→ **Exercise aim**: Report every line of the records below that contains the word "active".

(Stored items)
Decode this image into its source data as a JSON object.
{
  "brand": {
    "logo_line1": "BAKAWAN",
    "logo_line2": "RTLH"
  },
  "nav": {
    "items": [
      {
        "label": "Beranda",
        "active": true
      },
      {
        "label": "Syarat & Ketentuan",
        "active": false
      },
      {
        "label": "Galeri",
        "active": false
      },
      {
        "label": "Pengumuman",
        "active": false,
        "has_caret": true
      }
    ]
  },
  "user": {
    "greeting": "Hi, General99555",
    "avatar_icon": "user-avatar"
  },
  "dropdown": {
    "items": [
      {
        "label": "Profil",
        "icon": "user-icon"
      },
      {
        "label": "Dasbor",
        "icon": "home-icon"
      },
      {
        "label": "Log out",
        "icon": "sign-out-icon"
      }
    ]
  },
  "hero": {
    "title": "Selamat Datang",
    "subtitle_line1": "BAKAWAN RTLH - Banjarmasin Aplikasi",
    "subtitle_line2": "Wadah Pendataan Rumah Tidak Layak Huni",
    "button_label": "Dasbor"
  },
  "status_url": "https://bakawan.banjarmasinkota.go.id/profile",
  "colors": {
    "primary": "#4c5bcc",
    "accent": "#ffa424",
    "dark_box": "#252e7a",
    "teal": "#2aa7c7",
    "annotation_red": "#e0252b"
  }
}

→ **Task result**:
        "active": true
        "active": false
        "active": false
        "active": false,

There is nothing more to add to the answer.